Top of Working data

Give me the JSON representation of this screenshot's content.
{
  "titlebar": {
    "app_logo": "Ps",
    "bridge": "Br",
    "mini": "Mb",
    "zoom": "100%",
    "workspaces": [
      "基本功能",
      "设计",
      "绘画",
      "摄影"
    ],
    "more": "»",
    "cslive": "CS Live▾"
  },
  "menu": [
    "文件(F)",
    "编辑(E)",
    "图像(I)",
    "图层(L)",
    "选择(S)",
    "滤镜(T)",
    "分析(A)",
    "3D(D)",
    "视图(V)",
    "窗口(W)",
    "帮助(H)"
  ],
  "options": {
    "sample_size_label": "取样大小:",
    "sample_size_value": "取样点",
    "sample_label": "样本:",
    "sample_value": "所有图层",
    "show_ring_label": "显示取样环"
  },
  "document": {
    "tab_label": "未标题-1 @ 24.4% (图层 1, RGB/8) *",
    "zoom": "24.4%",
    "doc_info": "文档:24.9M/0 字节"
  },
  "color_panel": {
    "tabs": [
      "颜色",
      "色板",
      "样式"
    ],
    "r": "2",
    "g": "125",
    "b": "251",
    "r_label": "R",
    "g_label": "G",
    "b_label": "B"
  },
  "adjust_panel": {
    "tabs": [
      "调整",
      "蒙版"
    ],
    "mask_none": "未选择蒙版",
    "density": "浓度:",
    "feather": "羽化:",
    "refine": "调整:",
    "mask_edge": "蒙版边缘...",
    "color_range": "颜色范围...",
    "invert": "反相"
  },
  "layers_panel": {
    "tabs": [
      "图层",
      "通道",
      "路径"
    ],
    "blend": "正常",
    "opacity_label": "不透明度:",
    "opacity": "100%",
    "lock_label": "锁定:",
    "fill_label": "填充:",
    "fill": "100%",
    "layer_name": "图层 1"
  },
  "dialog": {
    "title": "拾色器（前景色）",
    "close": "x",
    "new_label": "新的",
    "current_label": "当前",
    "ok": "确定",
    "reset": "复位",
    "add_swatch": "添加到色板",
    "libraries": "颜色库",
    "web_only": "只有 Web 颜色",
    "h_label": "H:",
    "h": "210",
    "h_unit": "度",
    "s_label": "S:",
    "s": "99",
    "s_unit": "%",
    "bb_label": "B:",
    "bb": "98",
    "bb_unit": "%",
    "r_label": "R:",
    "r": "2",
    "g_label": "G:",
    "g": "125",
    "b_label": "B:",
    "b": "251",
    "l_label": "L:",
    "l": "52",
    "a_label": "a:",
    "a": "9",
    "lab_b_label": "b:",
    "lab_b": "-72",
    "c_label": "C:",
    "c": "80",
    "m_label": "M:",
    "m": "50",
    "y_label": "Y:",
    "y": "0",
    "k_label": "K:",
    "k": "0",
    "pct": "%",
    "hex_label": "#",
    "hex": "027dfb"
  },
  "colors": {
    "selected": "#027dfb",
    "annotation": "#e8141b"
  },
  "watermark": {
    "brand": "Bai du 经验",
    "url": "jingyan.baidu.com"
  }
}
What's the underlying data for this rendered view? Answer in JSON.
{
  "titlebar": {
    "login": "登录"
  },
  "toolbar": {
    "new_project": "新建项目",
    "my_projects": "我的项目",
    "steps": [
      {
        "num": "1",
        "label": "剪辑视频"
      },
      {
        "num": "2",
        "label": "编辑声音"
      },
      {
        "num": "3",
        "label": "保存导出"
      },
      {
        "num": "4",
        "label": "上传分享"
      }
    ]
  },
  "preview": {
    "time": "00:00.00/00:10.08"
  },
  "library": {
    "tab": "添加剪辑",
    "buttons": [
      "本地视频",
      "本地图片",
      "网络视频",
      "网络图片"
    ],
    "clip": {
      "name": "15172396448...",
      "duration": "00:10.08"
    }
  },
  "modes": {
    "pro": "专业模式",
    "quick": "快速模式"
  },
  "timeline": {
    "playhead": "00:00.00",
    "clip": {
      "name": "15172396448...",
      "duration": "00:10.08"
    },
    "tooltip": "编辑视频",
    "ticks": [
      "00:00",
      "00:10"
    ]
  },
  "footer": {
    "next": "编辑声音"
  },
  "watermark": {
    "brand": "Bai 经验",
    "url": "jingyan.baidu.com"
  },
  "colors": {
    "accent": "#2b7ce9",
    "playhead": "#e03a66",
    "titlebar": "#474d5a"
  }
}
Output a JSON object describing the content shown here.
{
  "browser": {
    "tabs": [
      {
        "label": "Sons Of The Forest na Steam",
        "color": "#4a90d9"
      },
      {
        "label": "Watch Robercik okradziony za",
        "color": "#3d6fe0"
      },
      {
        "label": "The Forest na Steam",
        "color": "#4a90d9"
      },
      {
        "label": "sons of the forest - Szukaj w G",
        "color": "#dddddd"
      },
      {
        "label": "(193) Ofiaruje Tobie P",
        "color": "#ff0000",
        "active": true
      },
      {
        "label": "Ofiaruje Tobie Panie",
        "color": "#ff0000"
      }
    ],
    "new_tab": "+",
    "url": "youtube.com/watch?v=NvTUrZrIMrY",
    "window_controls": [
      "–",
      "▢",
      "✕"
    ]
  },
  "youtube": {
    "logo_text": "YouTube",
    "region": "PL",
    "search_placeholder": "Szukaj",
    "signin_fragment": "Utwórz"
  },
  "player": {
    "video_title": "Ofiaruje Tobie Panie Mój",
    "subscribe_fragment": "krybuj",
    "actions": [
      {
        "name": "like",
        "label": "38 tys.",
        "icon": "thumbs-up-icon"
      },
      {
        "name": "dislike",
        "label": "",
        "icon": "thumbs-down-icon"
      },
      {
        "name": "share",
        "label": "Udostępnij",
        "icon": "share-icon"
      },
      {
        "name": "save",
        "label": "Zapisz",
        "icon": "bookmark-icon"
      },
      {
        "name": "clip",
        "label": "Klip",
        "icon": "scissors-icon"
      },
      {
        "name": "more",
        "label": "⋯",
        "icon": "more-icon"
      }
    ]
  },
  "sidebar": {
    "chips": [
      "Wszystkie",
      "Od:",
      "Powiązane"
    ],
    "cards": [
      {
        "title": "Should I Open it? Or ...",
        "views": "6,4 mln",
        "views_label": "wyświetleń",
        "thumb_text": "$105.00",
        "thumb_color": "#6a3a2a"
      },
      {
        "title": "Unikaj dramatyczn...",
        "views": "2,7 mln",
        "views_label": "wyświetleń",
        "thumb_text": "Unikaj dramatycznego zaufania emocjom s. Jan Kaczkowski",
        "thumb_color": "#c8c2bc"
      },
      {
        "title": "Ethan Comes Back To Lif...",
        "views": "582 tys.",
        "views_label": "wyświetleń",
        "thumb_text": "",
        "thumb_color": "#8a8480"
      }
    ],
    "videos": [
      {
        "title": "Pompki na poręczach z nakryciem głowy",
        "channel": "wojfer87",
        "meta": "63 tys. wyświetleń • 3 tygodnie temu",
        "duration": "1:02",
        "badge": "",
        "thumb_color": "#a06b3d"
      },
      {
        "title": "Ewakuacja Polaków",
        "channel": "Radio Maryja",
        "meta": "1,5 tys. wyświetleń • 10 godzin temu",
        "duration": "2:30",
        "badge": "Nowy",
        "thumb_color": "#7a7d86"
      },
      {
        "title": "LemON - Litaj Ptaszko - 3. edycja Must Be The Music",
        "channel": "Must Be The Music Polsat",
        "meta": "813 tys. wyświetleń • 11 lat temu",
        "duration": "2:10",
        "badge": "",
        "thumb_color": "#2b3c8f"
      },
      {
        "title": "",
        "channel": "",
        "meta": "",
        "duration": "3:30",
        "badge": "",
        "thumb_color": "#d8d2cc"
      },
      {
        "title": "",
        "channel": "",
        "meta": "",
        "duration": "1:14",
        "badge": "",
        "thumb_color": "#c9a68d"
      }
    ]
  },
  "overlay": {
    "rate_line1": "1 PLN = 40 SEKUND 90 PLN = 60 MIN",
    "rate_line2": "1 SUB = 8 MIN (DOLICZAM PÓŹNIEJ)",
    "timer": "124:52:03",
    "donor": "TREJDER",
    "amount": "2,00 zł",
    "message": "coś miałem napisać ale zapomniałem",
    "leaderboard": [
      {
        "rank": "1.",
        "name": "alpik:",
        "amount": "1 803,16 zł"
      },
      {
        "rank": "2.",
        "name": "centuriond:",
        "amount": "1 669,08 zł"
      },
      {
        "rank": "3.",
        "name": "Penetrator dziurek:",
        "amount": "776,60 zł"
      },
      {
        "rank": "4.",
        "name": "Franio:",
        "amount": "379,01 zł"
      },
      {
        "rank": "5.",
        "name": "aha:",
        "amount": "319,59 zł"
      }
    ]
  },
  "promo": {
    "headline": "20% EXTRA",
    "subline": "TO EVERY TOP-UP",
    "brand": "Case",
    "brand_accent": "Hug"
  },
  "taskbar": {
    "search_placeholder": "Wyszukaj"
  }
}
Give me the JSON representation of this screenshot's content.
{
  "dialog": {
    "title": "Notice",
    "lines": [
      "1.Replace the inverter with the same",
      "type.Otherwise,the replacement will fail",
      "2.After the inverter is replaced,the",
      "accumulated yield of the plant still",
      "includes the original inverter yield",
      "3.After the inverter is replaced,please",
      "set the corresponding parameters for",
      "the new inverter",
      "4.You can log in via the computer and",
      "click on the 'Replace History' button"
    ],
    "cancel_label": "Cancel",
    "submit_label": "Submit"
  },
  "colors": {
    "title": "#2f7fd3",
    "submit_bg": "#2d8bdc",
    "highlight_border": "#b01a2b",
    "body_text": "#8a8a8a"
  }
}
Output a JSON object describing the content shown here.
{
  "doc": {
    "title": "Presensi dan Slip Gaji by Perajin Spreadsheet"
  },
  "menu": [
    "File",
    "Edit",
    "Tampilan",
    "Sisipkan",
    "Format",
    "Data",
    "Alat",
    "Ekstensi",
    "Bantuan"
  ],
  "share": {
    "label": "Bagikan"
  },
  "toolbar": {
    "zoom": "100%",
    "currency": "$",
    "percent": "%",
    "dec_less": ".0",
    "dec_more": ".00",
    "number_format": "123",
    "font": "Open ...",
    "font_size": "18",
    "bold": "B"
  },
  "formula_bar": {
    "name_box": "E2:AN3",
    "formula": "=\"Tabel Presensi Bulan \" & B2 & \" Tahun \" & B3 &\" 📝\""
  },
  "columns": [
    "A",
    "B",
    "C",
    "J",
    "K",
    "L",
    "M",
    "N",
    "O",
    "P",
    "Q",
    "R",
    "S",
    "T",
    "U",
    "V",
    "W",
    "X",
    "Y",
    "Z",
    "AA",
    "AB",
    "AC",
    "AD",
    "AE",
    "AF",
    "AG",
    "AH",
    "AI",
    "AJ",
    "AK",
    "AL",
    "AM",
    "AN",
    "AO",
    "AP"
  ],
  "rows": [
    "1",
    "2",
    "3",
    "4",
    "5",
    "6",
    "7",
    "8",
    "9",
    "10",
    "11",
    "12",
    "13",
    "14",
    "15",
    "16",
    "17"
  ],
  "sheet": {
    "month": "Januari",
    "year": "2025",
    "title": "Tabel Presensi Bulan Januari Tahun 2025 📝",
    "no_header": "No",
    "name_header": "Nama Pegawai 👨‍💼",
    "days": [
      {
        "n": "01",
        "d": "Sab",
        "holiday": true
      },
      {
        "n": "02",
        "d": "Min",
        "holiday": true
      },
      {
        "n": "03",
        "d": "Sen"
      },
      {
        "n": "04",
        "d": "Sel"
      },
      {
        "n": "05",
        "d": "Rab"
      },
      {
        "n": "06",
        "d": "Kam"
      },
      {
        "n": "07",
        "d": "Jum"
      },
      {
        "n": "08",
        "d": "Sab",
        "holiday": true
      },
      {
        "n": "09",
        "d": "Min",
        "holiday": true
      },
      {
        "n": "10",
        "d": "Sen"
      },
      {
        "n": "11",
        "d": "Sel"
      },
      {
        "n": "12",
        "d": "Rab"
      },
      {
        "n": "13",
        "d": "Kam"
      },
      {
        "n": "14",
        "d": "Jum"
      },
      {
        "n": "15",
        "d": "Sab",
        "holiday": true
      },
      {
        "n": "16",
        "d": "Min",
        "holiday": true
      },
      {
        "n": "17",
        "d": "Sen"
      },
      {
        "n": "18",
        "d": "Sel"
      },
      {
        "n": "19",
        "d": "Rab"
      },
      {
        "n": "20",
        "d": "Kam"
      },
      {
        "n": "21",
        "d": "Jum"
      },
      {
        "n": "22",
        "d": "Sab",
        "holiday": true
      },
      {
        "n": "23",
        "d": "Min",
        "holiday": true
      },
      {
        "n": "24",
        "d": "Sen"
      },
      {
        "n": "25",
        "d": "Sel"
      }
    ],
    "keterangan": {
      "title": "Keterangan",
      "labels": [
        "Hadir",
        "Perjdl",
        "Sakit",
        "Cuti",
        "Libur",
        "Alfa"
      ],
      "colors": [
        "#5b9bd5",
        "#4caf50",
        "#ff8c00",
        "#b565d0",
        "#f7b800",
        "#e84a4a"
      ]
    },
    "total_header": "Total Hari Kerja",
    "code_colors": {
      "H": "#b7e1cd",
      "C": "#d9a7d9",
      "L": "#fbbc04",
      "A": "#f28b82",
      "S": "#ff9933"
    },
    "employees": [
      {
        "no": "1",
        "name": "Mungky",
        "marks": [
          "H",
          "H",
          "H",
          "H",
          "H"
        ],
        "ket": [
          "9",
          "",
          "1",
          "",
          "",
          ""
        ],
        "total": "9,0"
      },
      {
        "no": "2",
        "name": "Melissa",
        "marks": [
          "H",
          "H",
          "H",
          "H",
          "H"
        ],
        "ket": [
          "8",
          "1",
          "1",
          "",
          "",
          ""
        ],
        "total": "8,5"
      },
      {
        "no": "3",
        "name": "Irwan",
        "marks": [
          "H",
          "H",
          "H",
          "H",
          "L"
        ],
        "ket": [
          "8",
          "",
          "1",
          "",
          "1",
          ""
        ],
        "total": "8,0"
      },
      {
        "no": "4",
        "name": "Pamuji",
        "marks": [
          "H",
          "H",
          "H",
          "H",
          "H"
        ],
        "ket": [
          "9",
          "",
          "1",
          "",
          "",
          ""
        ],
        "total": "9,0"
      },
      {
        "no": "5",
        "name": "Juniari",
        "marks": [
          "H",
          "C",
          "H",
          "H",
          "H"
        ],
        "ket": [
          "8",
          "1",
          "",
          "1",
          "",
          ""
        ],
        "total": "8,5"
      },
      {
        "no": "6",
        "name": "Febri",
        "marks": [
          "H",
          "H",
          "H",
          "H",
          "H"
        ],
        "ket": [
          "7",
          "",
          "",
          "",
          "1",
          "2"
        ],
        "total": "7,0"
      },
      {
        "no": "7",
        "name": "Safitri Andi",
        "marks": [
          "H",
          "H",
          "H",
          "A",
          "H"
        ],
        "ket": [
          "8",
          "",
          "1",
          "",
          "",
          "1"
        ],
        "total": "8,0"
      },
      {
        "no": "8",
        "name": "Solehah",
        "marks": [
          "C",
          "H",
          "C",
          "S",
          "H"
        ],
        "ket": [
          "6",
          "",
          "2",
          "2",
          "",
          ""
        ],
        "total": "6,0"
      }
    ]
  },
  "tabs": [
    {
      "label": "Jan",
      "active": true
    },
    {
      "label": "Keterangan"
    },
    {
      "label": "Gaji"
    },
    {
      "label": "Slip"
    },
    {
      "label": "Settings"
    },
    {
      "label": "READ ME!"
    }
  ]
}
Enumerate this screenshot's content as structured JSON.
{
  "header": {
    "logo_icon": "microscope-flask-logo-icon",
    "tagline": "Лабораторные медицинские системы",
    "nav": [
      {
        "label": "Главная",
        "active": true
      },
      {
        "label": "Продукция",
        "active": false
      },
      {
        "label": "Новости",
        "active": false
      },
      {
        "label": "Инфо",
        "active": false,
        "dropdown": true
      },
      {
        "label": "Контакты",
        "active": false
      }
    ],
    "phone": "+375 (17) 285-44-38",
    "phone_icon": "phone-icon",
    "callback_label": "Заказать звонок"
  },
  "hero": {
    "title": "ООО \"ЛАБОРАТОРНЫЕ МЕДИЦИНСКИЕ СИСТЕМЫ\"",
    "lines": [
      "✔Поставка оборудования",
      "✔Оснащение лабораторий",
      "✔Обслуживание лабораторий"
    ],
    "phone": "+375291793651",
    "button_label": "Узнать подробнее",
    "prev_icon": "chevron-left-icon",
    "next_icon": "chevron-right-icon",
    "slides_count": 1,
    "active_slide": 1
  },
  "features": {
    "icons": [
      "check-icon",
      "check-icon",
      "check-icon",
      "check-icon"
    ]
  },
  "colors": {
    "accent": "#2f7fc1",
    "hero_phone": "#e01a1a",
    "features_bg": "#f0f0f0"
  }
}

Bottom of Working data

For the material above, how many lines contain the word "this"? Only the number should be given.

● **Task solution**: 4